*** Data supplied ***

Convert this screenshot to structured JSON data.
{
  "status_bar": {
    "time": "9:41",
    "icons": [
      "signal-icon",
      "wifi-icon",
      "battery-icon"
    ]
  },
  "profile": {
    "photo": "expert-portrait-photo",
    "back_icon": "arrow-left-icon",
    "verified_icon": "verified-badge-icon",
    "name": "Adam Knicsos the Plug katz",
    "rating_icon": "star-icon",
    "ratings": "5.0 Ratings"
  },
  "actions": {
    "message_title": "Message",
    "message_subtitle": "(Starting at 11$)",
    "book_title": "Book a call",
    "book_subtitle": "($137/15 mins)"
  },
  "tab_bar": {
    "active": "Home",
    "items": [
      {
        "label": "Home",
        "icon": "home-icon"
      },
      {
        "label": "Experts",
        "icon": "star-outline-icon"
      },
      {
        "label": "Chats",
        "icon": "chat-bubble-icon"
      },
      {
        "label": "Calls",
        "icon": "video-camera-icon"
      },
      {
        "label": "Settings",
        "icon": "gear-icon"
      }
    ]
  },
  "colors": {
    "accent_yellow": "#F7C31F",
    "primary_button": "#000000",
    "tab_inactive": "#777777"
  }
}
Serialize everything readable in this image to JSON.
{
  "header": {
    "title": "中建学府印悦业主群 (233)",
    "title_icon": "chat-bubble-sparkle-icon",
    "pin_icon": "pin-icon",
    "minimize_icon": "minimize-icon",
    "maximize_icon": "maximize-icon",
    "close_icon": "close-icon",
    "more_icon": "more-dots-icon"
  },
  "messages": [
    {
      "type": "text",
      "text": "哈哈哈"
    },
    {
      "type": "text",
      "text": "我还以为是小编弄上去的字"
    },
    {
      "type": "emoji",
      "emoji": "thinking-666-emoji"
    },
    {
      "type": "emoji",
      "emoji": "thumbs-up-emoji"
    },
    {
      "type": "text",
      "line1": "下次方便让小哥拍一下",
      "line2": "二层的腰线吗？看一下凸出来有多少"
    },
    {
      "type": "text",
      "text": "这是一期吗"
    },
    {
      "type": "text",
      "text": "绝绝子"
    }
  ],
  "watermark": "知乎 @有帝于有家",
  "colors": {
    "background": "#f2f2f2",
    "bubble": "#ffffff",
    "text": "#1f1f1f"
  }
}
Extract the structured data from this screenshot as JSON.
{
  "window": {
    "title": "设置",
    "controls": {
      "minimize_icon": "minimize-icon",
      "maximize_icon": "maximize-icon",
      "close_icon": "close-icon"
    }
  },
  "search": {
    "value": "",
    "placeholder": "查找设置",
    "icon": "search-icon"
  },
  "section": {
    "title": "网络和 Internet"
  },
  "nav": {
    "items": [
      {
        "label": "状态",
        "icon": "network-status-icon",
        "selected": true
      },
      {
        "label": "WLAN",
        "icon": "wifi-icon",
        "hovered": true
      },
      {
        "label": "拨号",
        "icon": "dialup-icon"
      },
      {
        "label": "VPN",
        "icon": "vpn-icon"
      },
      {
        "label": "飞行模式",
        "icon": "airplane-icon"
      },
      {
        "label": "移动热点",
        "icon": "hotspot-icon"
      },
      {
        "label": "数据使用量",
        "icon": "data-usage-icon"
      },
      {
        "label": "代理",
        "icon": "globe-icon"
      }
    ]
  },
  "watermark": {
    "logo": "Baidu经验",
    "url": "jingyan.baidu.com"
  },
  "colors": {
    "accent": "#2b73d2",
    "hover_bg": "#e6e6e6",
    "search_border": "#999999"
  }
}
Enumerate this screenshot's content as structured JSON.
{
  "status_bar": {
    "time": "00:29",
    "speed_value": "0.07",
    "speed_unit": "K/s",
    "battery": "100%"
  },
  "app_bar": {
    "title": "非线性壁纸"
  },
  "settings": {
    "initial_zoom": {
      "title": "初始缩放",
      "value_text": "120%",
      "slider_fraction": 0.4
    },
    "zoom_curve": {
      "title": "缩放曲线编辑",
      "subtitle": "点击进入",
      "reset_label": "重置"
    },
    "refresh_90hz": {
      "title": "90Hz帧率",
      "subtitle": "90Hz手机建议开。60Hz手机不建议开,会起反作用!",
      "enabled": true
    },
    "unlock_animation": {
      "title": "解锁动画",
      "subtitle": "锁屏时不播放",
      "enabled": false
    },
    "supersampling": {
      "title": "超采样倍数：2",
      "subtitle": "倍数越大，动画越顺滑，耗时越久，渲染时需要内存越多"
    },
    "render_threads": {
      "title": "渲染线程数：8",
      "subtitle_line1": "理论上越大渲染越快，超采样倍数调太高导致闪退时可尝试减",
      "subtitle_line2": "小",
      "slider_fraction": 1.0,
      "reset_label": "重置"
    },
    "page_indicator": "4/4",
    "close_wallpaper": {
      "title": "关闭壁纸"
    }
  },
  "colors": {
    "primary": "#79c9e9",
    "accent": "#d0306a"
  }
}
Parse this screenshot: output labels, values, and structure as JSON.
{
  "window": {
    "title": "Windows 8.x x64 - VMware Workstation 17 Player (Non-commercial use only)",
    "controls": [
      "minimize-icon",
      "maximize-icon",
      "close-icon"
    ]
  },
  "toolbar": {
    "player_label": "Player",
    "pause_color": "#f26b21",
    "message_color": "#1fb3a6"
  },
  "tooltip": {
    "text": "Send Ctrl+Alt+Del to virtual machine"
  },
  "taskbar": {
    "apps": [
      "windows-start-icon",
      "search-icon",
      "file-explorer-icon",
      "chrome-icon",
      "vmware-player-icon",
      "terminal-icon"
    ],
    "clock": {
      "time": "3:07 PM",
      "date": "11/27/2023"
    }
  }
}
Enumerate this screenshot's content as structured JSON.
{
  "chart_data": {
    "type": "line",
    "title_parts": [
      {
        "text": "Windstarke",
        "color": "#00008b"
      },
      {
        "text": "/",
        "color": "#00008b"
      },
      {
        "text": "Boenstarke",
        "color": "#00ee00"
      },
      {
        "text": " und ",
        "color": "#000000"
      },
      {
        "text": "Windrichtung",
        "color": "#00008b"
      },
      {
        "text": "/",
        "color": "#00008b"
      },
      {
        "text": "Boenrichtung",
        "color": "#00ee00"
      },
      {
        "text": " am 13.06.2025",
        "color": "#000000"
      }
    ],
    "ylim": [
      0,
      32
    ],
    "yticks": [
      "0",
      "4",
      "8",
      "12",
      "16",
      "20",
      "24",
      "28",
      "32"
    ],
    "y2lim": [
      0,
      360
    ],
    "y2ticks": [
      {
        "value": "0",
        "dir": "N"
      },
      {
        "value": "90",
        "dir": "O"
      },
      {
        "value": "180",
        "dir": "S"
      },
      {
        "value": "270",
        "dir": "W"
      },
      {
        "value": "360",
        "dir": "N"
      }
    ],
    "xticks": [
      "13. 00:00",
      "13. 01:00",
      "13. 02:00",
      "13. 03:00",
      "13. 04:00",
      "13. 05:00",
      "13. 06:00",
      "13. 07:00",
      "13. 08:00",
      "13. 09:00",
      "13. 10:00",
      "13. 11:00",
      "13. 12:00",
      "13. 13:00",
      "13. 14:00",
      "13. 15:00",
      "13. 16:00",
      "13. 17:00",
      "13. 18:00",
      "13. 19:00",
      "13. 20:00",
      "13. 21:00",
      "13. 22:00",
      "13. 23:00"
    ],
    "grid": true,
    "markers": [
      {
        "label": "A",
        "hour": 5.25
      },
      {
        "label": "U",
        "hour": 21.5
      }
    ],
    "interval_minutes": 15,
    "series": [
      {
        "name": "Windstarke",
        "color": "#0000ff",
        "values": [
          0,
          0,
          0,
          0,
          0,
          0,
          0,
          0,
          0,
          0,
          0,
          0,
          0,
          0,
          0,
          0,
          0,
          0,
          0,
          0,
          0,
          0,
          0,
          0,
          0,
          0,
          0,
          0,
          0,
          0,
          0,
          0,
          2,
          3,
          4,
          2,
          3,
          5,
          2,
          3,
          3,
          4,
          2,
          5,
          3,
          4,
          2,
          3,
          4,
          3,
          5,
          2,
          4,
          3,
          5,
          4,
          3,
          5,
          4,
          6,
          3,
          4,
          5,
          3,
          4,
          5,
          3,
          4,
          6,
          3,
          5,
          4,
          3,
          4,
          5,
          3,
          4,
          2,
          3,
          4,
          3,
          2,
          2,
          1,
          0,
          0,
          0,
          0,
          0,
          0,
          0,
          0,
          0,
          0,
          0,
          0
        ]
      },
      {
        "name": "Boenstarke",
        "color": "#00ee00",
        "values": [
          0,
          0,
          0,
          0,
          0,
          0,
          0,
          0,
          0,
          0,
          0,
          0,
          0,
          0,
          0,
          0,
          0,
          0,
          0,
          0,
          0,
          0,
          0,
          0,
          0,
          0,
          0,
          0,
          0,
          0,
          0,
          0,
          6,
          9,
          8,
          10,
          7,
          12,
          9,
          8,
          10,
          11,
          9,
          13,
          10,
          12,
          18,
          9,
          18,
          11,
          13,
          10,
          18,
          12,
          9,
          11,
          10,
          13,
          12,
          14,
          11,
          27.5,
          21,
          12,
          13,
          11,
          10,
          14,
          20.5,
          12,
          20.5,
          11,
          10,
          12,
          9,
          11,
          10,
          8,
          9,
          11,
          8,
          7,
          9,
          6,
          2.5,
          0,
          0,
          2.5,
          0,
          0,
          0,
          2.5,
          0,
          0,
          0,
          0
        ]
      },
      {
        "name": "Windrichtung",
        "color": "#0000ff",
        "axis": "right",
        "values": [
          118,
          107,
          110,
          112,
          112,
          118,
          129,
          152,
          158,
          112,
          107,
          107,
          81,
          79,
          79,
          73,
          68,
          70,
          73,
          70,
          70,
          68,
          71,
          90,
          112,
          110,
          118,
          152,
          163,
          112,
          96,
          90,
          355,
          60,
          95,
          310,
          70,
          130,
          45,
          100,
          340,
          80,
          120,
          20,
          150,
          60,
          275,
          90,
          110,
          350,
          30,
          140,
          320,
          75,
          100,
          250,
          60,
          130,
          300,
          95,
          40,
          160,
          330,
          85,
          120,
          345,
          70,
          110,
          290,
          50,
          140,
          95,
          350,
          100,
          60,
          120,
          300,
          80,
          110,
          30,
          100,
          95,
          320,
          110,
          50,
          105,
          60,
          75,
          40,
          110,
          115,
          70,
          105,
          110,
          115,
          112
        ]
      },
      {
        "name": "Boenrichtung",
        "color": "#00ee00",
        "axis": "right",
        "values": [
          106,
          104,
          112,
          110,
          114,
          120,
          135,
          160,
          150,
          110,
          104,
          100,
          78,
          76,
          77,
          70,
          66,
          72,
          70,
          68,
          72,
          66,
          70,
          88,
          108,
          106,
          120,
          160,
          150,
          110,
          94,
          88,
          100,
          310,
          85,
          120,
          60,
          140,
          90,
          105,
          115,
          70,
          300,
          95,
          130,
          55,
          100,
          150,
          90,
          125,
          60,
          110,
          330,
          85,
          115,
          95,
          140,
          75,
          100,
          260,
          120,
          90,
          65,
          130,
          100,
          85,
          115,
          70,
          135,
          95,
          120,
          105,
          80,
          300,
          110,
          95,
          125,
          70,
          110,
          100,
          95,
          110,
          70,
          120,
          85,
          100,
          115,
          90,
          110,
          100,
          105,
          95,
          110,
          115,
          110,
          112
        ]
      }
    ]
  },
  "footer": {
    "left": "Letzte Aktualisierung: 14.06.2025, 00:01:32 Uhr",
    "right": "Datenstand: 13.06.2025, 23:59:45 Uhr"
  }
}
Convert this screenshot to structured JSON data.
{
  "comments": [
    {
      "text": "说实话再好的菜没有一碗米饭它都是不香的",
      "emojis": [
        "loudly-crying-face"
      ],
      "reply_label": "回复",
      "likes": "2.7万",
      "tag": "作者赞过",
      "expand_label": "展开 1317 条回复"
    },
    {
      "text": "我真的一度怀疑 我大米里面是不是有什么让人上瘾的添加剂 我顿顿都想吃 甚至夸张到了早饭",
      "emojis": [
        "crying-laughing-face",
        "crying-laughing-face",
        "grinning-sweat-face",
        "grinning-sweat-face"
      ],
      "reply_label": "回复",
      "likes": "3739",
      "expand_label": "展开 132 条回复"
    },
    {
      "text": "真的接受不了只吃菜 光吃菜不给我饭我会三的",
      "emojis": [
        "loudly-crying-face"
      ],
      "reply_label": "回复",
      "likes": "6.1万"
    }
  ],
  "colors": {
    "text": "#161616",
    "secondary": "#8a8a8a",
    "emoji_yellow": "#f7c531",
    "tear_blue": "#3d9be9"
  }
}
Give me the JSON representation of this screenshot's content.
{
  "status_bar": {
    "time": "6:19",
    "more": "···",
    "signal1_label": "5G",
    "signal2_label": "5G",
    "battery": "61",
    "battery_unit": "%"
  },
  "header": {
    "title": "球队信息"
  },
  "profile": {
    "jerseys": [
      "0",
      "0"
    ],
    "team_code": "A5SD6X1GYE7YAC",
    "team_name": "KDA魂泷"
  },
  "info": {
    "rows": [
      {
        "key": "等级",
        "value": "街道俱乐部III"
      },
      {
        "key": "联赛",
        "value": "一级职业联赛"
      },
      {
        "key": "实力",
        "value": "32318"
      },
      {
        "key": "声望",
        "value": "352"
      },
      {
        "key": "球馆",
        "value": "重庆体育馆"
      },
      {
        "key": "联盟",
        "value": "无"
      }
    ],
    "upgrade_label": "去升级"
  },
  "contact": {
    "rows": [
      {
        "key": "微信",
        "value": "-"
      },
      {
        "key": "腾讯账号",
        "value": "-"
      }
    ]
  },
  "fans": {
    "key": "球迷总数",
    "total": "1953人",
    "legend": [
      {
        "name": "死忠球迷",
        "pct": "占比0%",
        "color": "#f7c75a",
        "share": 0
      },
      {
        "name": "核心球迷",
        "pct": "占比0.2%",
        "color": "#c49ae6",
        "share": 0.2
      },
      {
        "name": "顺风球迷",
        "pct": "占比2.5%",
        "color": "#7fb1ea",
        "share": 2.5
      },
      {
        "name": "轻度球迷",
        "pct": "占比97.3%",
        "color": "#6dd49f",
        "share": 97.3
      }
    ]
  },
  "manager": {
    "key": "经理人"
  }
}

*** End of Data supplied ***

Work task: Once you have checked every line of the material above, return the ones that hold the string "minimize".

Output of the exercise:
    "minimize_icon": "minimize-icon",
      "minimize_icon": "minimize-icon",
      "minimize-icon",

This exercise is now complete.